“We have appeals processes,” Laubacher told the committee. “We are happy to sit down and talk about creating an appeals process in statute that makes sense, that is fair for everyone but we would say that handing the state the authority to make, taking that authority away from our clients and giving it to the state to make reimbursement decisions is hugely problematic for us and for our clients.”

Laubacher explained her company was not trying to put community pharmacies out of business.

Small independent businesses say they are being forced to close, though.

Alaska Pharmacists Association legislative co-chairman Barry Christensen of Ketchikan told the committee the group has seen a 25 percent decrease in independently owned community pharmacies. He said pharmacy benefit management companies played a big role in those closures.

Alaska Pharmacists Association supported the legislation, as did the state’s Board of Pharmacy.

Legislators were convinced to make changes in the pricing practices.

On the Senate floor, Anchorage Republican Cathy Giessel gave the example of Tamiflu, used to treat influenza.

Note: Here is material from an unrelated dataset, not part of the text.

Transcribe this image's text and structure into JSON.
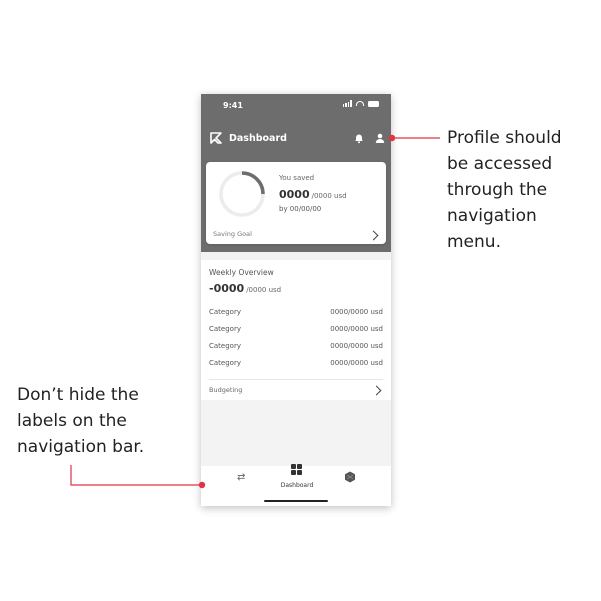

“Wholesale distributors in this example last year was selling Tamiflu for about $58 for a prescription,” Giessel said. “But the PBMs were reimbursing the pharmacy $20 for that prescription. Every time a pharmacy dispensed Tamiflu they were losing $38. There’s not many businesses that can stay in business with that kind of loss Mr. President.”

Supporters of the bill said benefit managers prohibit pharmacies from mailing prescription medication to rural parts of the state.

They’ve also not allowed a pharmacist to tell a customer when there’s a less expensive option for medication if a customer opts to pay out of pocket.

The legislation prohibits the mailing restriction and the so-called “gag rule” for cheaper options in contracts between benefit managers and pharmacies.

It also seeks to create more reasonable procedures for PBMs auditing pharmacies and it requires PBMs to register with the state.

The bill was opposed by America’s Health Insurance Plans, a trade association that wrote it will increase the cost of medication.

Insurance companies say benefit managers help prevent fraud and keep medication costs down.

Health insurer Aetna opposed it.

The bill was sponsored by Fairbanks Democrat David Guttenberg and had legislators signing on as sponsors from both sides of the aisle.

The bill passed the House unanimously in April and the Senate earlier this month and goes next to the governor for his signature.

(Editor’s note: Petersburg Rexall Drug is an underwriter of KFSK in Petersburg.)